Pearl Harbor, December 7, 1941 – otherwise known as the Day Of Infamy. A surprise attack on the U.S. Naval base in Hawaii by Japanese carrier-based fighter planes and bombers. The act which drove the U.S. into joining its other allies and ushering in our complete involvement in World War 2. Shortly after the initial attack came news of others throughout the Pacific region, including Guam and Manila in The Philippines. The initial attack brought heavy losses in lives and a heavy toll on our Naval force. Reports were coming in so thick and fast that it was hard to keep track of what was going on where.
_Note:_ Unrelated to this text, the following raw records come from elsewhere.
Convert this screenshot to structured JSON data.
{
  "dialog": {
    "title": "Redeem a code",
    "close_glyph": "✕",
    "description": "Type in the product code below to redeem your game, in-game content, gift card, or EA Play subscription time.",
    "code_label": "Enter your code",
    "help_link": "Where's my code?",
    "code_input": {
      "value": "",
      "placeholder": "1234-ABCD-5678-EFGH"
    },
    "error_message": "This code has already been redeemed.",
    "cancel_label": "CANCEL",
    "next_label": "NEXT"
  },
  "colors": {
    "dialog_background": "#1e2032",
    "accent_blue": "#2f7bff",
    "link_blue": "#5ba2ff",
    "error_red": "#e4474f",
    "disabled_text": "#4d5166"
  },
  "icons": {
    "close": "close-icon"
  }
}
With the news reports also came the commentaries, once it was determined regularly scheduled radio programming was abandoned, and it was speculated these attacks had been planned for weeks, if not months in advance and that it implied something bigger was in the offing.
The fears were it meant an invasion of Hawaii, and further fears that it meant an invasion of the mainland U.S., as radio reports from ships between Hawaii and the California coast indicated sightings of submarines and Japanese warships.
In the first few hours, and indeed throughout the first few days, it was unclear as to what extent this attack was taking place – what was the primary objective.
Emergency measures were implemented – cities were blacked out, all military personnel were ordered into uniform and to their respective bases and everyone waited for the next shoe to drop. Suddenly, every city and town in America went from peace to War within hours.
It’s ironic that, some 60 years later, another surprise attack brought about the same confusion, the same fears and the same responses. Although in 1941, the thought of War had been the prevailing eventuality for a long time. In 2001, the act of Terrorism took everyone by complete surprise. But the loss of life and the fears it meant something darker and more dangerous were the same in 1941 as they were in 2001.
As a reminder of uncertain days, and how they have occurred in history, here is the initial (and very bad sounding) bulletin, followed by better sounding reports as the story unfolded on December 7, 1941 via NBC Radio.